During a recent webinar hosted by MWE, we summarized the third quarter update of state tax developments – i.e. new legislation, decisions, regulations, and potential issues pertaining to state and local tax. We also took a deeper look at Wayfair 18 months after it historically set the sales tax nexus world on its head. During our webinar, we collected the opinions of accounting professionals and business owners across the United States on the “Wayfair-effect” upon their clients and/or businesses.
The responses to our polling questions found that despite the initial attention that Wayfair received, it appears that intense planning and compliance considerations surrounding Wayfair provisions have since been relegated to the “routine” status for many.
When our attendees were posed as to which to state and local tax issues are high on their list of concerns, the majority of survey respondents now cite either state and local tax compliance and examinations (33%) or keeping up with state tax legislation (28%) as their primary concerns. Wayfair came in third, with only 21 percent of respondents saying it was the state and local tax issue of greatest concern.
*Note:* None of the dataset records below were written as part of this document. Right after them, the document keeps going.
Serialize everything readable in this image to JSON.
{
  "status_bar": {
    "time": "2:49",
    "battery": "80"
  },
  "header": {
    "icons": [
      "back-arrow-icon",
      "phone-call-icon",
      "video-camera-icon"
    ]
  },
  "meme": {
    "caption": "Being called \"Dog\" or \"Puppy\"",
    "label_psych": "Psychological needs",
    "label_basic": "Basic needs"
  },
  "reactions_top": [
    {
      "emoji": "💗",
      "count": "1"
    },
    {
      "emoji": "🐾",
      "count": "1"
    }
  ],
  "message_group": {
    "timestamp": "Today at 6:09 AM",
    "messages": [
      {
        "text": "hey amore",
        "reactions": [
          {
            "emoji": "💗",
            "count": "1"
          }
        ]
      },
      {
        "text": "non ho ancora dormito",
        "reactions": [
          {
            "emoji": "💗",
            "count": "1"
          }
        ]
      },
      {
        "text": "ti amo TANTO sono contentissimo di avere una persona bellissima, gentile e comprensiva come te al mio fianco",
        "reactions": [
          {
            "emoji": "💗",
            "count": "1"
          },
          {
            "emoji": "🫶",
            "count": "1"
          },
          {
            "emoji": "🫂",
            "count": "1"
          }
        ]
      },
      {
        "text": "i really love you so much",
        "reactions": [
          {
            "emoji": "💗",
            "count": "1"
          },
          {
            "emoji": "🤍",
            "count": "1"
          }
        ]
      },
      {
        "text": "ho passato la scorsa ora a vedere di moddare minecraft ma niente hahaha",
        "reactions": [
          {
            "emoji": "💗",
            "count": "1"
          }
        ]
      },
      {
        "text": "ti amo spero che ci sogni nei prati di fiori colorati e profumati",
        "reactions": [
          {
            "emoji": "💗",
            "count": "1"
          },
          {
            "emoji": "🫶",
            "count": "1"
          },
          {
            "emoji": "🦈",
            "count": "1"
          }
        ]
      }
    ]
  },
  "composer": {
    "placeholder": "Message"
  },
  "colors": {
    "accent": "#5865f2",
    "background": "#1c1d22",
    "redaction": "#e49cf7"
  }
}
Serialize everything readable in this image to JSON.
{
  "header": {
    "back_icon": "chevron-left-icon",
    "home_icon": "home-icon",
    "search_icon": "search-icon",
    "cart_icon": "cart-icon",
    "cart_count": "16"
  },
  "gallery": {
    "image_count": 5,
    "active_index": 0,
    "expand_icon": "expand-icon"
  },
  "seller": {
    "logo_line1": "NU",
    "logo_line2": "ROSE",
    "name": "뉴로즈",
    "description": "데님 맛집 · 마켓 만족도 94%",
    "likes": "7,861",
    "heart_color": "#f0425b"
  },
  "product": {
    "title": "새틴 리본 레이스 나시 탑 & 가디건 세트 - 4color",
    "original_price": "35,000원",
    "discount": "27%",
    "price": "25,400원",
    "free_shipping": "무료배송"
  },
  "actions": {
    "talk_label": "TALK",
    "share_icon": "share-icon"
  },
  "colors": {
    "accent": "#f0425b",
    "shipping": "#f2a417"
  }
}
While Wayfair may appear to be old news, since late 2018, approximately 20 additional states have adopted economic sales tax nexus provisions similar to those held constitutional in Wayfair. Therefore, even if a company completed their Wayfair analysis at the end of last year, it is highly recommended that the company prepare a “Wayfair II” analysis as states continued throughout the end of 2018 and into 2019 to adopt Wayfair nexus provisions and establish more sophisticated guidance as to the numerous aspects of such provisions.
Despite the potential need for additional Wayfair II analysis, only 11 percent of respondents to our survey stated they have completed a Wayfair analysis for all states, while 31 percent answered they weren’t sure if they/their clients presently have sales into states in which they are not filing sales tax returns.
As all but two states, Florida and Missouri, have adopted some form of Wayfair economic nexus, it is imperative that companies stay on top of the numerous technical and procedural issues presented by these states’ nexus provisions. Wayfair is not a “one and done” issue. It will continue to have potentially onerous ramifications to businesses nationwide going into 2020 and beyond.